Mesa County’s budget knife will not slice as deep in 2012 as it did this year, but a decline in property tax revenue and the continued shakiness of the local economy means more cuts are in store.
County commissioners took their first peek at next year’s spending plan Monday and were told that a year after hacking $9 million out of the budget, they’ll be asked to approve trimming another $3 million to $5 million.
“Because of your responsible watch on money, we’re doing OK,” County Administrator Chantal Unfug told the board. “We’re going to have to make some reductions, but it won’t be as much as last year.”
Commissioners spent about 90 minutes with Unfug and Budget Manager Eleanor Thomas, reviewing department heads’ requests for funding and employee teams’ rankings of those requests.
Thomas said the county will lose about $3.3 million in property tax dollars due to the decline in the real estate market and that departments’ current budget offers exceed last year’s funding by $1.7 million. The county entered this year with a $129 million budget, which was 9 percent less than 2010 and featured a 3 percent reduction in the county’s work force, the elimination of the county’s contribution to employees’ retirement plans and fewer work hours in several departments.

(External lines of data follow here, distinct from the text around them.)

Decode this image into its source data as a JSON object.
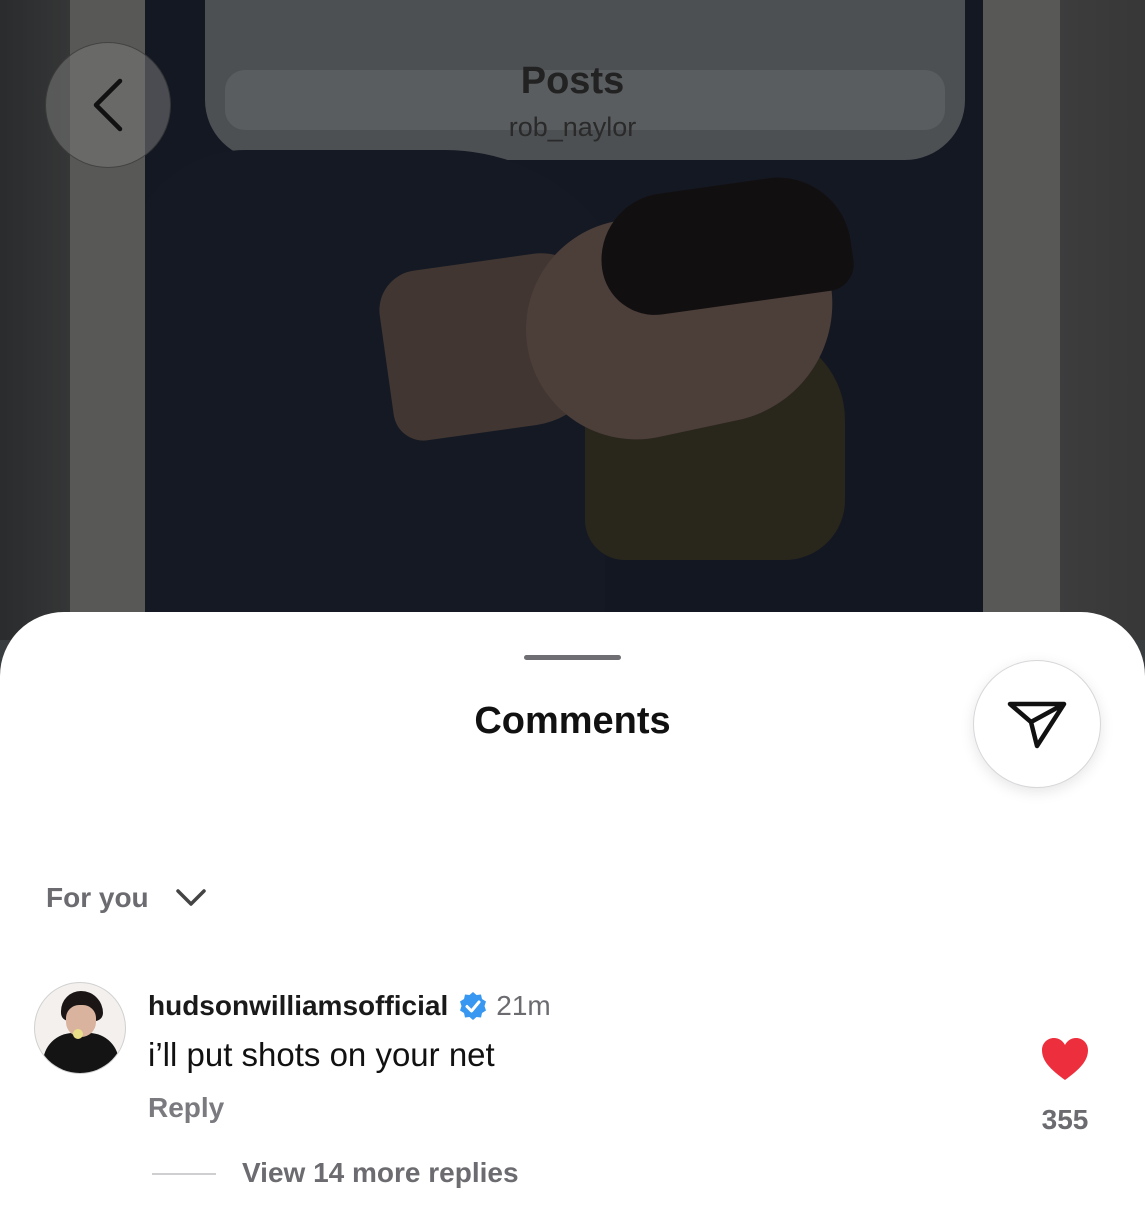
{
  "header": {
    "title": "Posts",
    "username": "rob_naylor"
  },
  "sheet": {
    "title": "Comments"
  },
  "sort": {
    "label": "For you"
  },
  "comment": {
    "username": "hudsonwilliamsofficial",
    "time": "21m",
    "text": "i’ll put shots on your net",
    "reply_label": "Reply",
    "likes": "355",
    "view_replies": "View 14 more replies"
  },
  "colors": {
    "like_heart": "#ed2f3d",
    "verified_badge": "#3897f0"
  }
}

Since receiving individual budget submissions, Unfug said she has asked department heads to resubmit requests that reflect 5 and 10 percent reductions.
Department heads have asked to add 15.5 full-time equivalent employees to the county’s roughly 960-employee base next year. Ten of those requested FTEs came from the Sheriff’s Department, which eliminated 31 positions this year in taking the biggest hit dollar-wise.
“We just feel like some of those cuts have been too deep,” said Hilkey, who has asked to restore positions in all three areas of the department: law operations, jail operations and support services.
The sheriff said the implementation of a new records-management system this year has been challenging and is more resource-intensive than the old system. More records clerks are needed to keep up with daily tasks, he said.
Hilkey also is seeking to bring back a complex-crimes investigator, noting that the department’s current team of investigators is falling behind on follow-up work in child sex-assault cases.
“We understand the situation we’re in. We understand the economy,” he said. “These are not luxury items by any means. These are needs.”
Unfug said county officials are looking at a number of short- and long-term options to bridge the budget gap, such as eliminating positions, leaving open vacant posts, enacting furloughs and dipping into reserve funds. The county’s policy is to maintain a 10 percent fund balance in its general fund. It currently has roughly a 20 percent cushion in there.
“I think we could probably use a little bit, but I think we should be really conservative,” Unfug told commissioners.